| ENTRIES SUPPLIED |
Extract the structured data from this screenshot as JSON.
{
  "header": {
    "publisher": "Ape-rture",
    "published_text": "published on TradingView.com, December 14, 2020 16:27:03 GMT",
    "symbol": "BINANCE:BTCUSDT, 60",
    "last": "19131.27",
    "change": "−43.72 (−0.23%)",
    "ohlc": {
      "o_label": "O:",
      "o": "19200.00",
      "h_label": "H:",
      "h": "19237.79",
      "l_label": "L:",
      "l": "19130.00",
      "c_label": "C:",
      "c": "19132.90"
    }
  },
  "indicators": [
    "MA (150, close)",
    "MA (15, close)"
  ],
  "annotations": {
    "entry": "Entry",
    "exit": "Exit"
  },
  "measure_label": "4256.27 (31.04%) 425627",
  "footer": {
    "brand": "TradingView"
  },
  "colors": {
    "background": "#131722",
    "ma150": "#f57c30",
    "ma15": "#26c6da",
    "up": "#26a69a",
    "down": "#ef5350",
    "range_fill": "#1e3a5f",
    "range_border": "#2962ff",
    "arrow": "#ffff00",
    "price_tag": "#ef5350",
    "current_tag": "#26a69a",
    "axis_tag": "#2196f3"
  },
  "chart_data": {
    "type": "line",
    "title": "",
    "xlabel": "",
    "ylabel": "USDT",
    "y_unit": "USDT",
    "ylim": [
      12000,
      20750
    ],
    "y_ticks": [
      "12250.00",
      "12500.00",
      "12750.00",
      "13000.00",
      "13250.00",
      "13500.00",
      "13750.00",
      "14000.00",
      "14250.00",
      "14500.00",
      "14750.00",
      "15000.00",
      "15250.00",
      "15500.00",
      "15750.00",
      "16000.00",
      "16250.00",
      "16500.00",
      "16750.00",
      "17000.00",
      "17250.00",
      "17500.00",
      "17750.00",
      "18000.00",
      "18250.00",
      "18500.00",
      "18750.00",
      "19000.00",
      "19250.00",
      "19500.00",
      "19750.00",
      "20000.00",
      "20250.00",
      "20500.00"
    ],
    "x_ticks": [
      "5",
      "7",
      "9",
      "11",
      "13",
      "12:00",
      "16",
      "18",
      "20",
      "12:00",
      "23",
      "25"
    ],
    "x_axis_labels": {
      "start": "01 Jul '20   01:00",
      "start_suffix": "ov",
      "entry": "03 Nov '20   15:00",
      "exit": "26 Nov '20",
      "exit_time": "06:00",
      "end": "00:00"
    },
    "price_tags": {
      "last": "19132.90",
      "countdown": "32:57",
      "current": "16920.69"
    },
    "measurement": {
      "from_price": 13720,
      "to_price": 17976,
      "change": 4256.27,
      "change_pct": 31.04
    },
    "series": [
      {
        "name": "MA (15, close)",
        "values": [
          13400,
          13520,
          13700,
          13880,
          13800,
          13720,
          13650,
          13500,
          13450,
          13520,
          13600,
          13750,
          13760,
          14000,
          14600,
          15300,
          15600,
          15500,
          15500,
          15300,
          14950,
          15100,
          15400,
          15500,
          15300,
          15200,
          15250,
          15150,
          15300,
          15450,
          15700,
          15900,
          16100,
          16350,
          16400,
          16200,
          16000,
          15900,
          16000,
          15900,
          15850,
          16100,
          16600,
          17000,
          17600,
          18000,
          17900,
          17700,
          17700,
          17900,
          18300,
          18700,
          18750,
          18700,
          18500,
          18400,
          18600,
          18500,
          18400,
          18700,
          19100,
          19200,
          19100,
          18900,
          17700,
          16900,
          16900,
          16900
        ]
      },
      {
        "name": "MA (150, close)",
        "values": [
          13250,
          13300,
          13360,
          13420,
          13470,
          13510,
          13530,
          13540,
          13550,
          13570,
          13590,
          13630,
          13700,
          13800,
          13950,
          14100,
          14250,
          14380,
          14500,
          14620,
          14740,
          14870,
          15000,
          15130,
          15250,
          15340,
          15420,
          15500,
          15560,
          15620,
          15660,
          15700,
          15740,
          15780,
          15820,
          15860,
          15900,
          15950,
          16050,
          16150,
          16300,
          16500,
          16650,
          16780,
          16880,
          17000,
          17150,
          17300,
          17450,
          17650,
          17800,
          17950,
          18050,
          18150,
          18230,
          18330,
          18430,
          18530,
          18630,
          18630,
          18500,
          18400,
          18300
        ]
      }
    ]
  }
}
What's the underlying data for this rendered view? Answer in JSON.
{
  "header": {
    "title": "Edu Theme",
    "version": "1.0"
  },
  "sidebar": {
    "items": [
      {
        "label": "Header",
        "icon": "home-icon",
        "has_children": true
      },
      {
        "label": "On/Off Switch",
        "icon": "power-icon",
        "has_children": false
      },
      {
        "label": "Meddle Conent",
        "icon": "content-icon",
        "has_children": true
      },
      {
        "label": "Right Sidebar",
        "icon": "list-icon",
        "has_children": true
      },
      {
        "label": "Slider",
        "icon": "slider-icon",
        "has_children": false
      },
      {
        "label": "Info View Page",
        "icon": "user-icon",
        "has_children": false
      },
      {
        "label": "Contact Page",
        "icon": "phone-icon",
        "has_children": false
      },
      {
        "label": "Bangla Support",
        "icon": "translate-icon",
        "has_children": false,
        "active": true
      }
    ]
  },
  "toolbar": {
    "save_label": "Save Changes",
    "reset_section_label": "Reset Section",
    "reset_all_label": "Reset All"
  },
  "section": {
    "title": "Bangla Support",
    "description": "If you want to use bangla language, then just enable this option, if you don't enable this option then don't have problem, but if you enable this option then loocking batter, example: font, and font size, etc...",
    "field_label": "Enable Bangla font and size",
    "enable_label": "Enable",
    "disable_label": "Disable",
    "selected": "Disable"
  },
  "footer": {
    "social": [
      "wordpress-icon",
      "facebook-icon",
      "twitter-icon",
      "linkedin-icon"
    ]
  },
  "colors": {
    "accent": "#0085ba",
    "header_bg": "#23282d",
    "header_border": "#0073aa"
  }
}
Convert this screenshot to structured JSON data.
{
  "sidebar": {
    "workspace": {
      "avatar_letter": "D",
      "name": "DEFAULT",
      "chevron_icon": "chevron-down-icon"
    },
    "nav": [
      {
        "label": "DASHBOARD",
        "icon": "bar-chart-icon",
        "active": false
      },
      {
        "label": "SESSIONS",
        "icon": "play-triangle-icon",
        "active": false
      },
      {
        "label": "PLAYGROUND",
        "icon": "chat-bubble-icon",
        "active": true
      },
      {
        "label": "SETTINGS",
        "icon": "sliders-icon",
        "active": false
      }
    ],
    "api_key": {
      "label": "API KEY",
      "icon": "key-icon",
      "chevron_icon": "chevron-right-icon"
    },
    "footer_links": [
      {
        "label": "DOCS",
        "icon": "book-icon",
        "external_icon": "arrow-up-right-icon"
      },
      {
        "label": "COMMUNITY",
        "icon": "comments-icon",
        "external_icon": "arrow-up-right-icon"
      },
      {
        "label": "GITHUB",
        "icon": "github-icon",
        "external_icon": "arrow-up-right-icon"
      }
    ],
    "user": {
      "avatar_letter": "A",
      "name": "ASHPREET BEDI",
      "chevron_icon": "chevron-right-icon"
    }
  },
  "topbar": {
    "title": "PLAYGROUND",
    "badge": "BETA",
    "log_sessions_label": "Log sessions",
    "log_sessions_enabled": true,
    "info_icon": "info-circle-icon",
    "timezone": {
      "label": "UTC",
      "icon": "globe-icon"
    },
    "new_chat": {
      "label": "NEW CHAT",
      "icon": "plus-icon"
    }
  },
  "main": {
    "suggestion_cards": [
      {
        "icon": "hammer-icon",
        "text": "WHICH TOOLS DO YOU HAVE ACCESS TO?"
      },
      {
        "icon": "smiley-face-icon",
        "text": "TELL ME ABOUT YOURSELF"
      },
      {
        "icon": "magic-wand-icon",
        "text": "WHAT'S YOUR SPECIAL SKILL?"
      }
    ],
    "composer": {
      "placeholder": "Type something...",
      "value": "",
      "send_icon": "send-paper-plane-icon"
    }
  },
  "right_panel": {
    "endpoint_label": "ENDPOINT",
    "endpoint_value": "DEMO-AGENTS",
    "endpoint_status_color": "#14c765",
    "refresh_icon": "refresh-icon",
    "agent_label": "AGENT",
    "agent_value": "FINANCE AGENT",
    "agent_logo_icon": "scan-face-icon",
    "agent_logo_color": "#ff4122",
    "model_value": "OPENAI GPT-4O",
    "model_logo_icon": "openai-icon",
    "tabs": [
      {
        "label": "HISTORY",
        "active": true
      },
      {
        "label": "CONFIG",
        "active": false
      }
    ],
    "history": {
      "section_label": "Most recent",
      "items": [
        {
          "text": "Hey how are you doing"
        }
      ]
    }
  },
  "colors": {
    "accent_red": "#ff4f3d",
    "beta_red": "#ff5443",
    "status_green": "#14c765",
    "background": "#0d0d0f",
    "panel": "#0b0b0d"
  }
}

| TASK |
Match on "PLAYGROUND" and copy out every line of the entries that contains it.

| ANSWER TO THIS TASK |
        "label": "PLAYGROUND",
    "title": "PLAYGROUND",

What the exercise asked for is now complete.